We have a new line paint that is committed to stand up to BC winters…and we’re not done yet!
In 2017, we started using this environmentally friendly water-based paint that allows for thicker (and thus longer-lasting) application, on sections of key highways around BC. In addition to delivering durability, the formulation will be combined with newly designed-for-BC glass beads, which improve light reflection to boost the paint’s visibility.
The new paint will be specifically applied to sections of some of our busiest roads including Highway 1, 3, 5, 16 and 97. On less-travelled routes that don’t get the wear and tear of winter maintenance, we’ll continue with the paint that we have been using, which performs well on many of our roads. The new glass beads will also be used with that paint, in key areas where reflectivity on wet nights is an issue.

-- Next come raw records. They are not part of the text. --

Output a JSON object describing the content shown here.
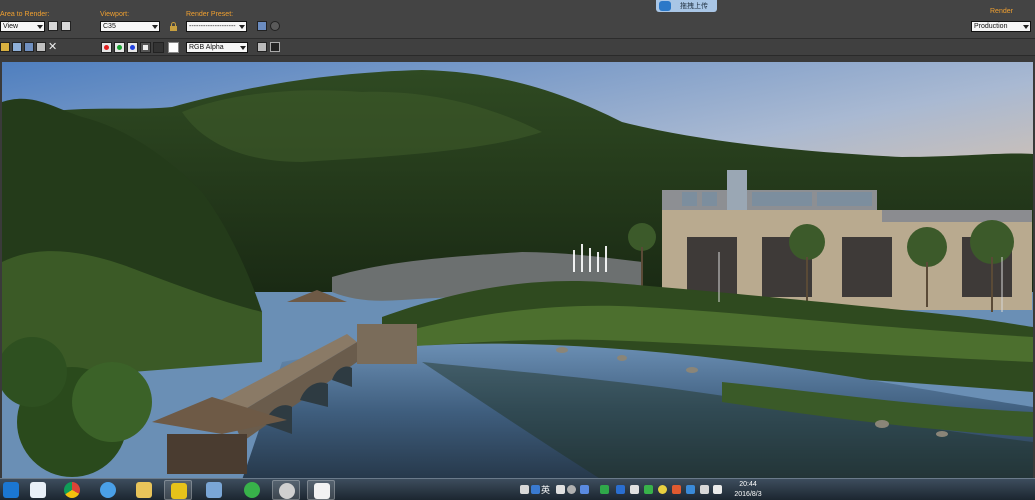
{
  "toolbar": {
    "area_label": "Area to Render:",
    "area_value": "View",
    "viewport_label": "Viewport:",
    "viewport_value": "C35",
    "preset_label": "Render Preset:",
    "preset_value": "--------------------",
    "render_label": "Render",
    "render_mode": "Production",
    "channel_value": "RGB Alpha"
  },
  "upload": {
    "label": "拖拽上传",
    "icon": "cloud-upload-icon"
  },
  "channels": {
    "red": "#e02020",
    "green": "#18a030",
    "blue": "#2040e0"
  },
  "ime": {
    "lang": "英"
  },
  "clock": {
    "time": "20:44",
    "date": "2016/8/3"
  },
  "taskbar": {
    "apps": [
      "start-icon",
      "app-icon",
      "chrome-icon",
      "baidu-cloud-icon",
      "file-explorer-icon",
      "photoshop-icon",
      "window-icon",
      "360-icon",
      "gimp-icon",
      "3dsmax-icon"
    ]
  }
}
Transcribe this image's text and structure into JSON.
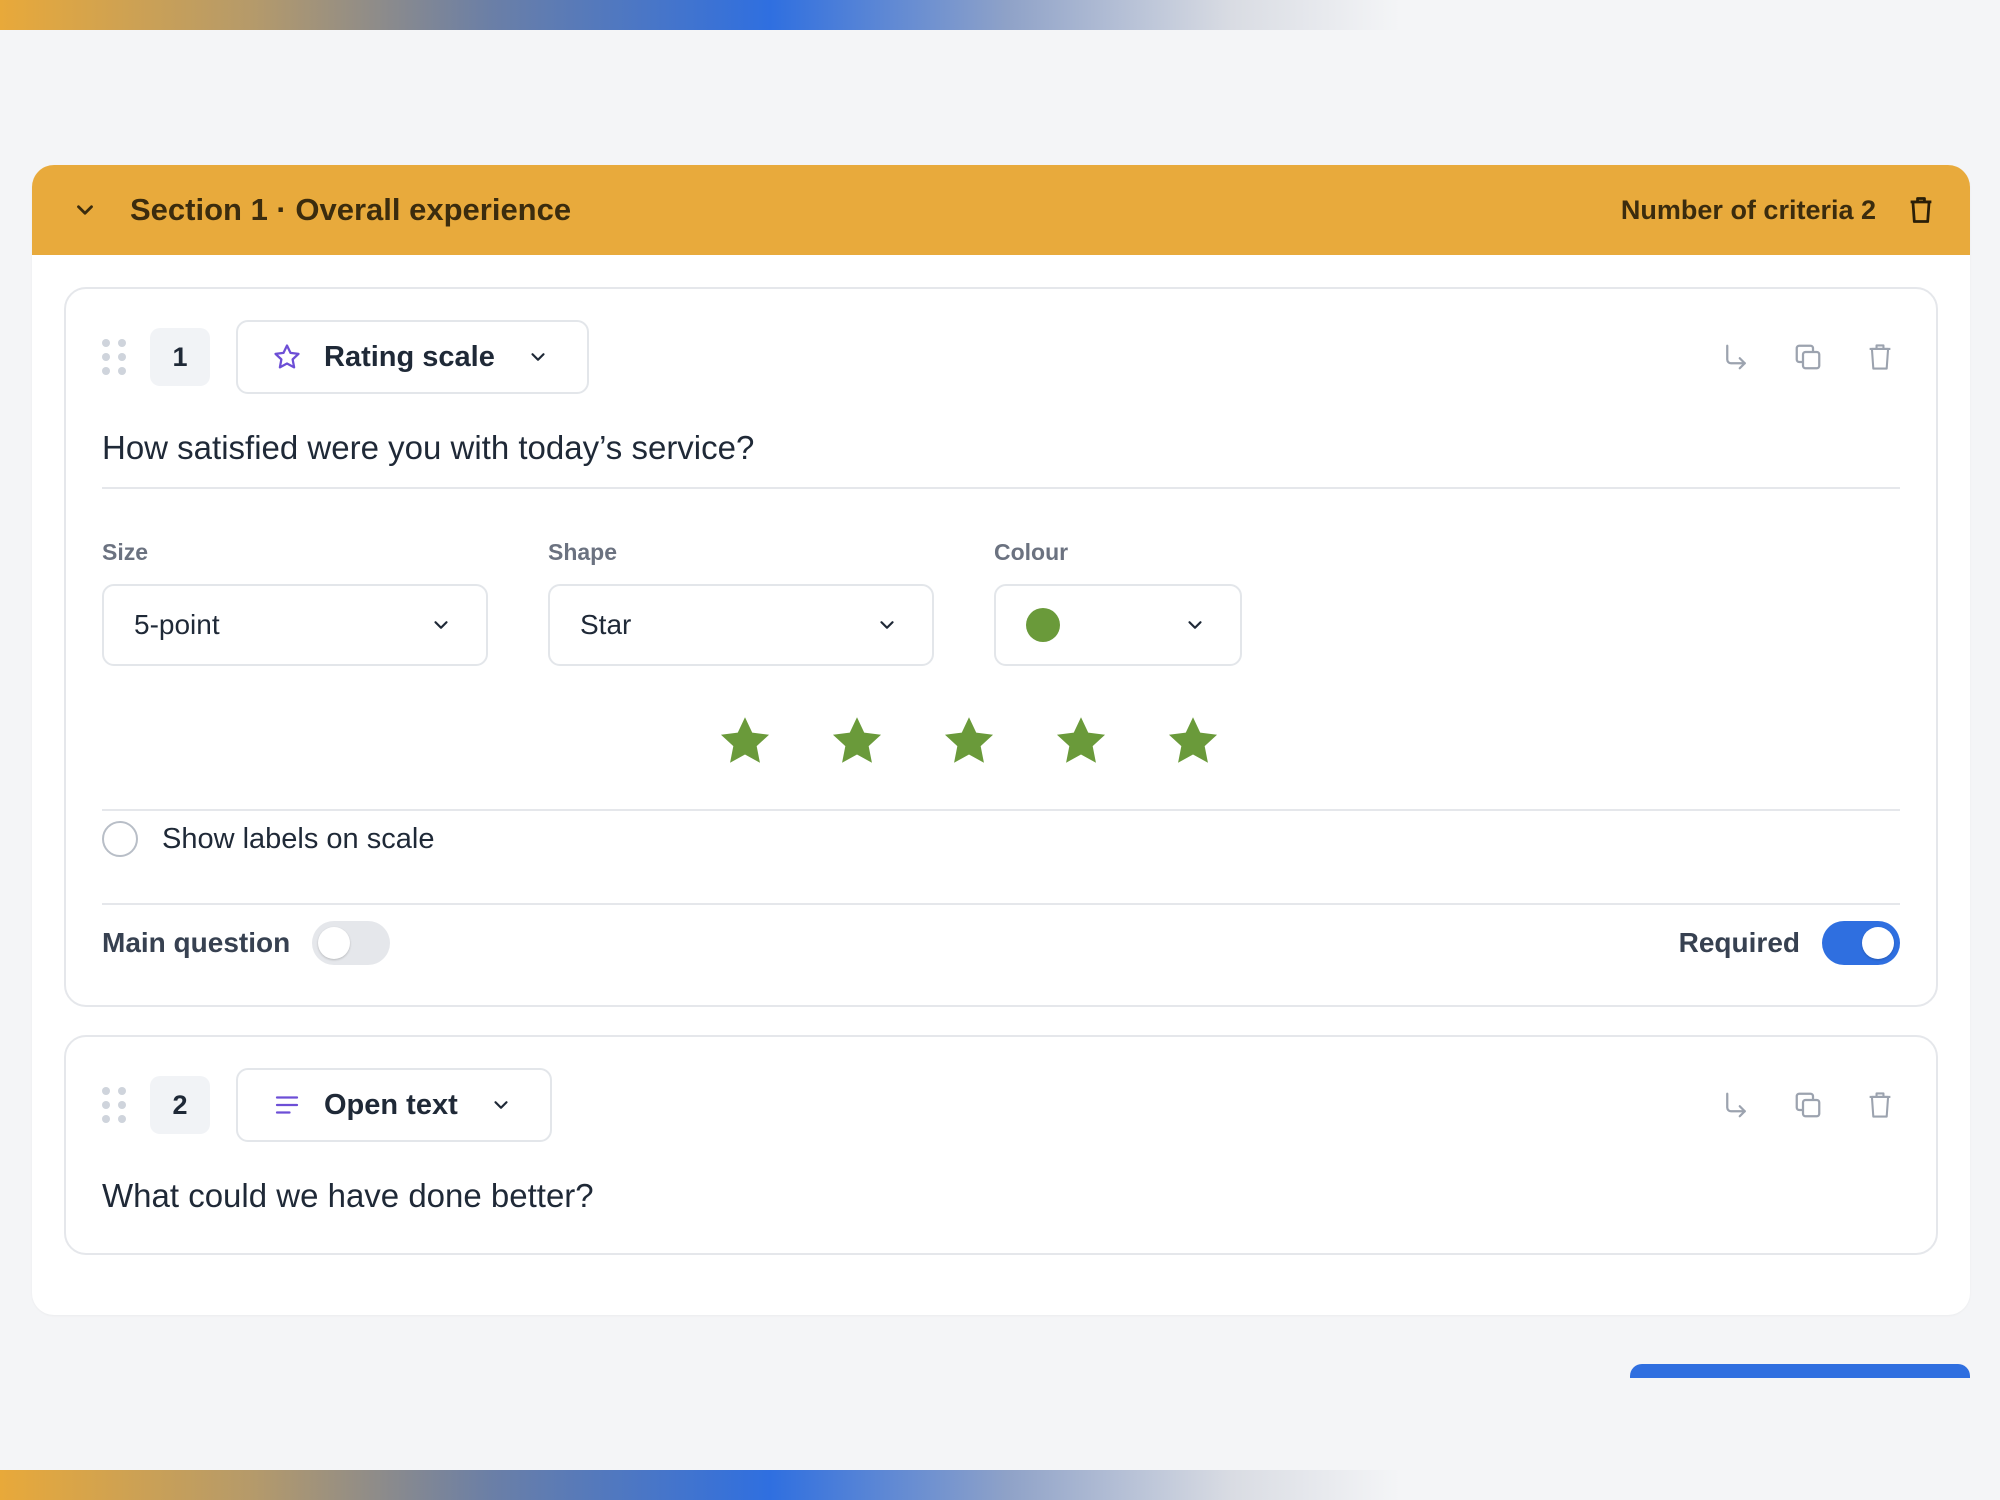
{
  "section": {
    "title": "Section 1 · Overall experience",
    "criteria_label": "Number of criteria 2",
    "header_color": "#e8aa3c"
  },
  "questions": [
    {
      "number": "1",
      "type_label": "Rating scale",
      "type_icon": "star-outline-icon",
      "text": "How satisfied were you with today’s service?",
      "fields": {
        "size": {
          "label": "Size",
          "value": "5-point"
        },
        "shape": {
          "label": "Shape",
          "value": "Star"
        },
        "colour": {
          "label": "Colour",
          "value_color": "#6a9a3a"
        }
      },
      "star_count": 5,
      "show_labels": {
        "label": "Show labels on scale",
        "checked": false
      },
      "main_question": {
        "label": "Main question",
        "on": false
      },
      "required": {
        "label": "Required",
        "on": true
      }
    },
    {
      "number": "2",
      "type_label": "Open text",
      "type_icon": "text-lines-icon",
      "text": "What could we have done better?"
    }
  ],
  "colors": {
    "accent": "#2f6fe0",
    "star": "#6a9a3a",
    "type_icon": "#6d4fd6"
  }
}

The performance of both paints and paint/bead combinations will be monitored in a variety of areas to ensure the best formulation for different locales. At the same time, we’ll keep watching for other paints being developed that can take a pounding and stay bright.
How We Got Here
Our search for a peak performing paint has been ongoing since summer 2015, when we began testing line paints for improved wear and visibility. There were 18 types of paint, tried in three areas of the province with vastly different weather and traffic conditions – Highway 97 near Prince George, Highway 5 north of Halston Road near Kamloops, and Highway 7 near Maple Ridge. Various application methods were also put on trial. Then we piloted the selected paint on Highway 1, 3, 5 and 5 north, over the winter.
What We Need
Road markings must endure BC’s extreme weather on mountain passes, stay solid under scraping snowplow blades and studded tires, and withstand scouring as vehicle tires roll over winter traction grit. Chains, sometimes required on commercial vehicles, are also brutal on line paint – acting like small milling machines.
Our paints are a low volatile organic compound alkyd and a water-based formula. They meet federal regulations that in 2010, discontinued the use of oil-based paint.
The selected paint also had to be at a price that makes sense. The ministry occasionally applies other products like inlaid durable thermoplastics, which are installed on the road surface or slightly recessed into the pavement. However, these materials can be up to eight times the cost of paint. Another product used on extreme weather routes (like parts of Highway 16) is a methyl methacrylate resin, which is a two-part, epoxy-like plastic that disperses water quickly and has extra glass beads, but is also extremely expensive.
As part of our efforts to find the best paint solution, we shared research information and testing results with our neighbouring highways organizations in Alberta, Alaska, Washington and Idaho. These jurisdictions most closely match our geography and climate which are far harsher than most – if not all – other North American jurisdictions.
When you paint more than 30,000 kilometres of markings annually, you want those lines to last!
Did you know that we maintain more than 50,000 kilometres of roads and about 4,000 bridges/structures provincially? Check out more of what we do.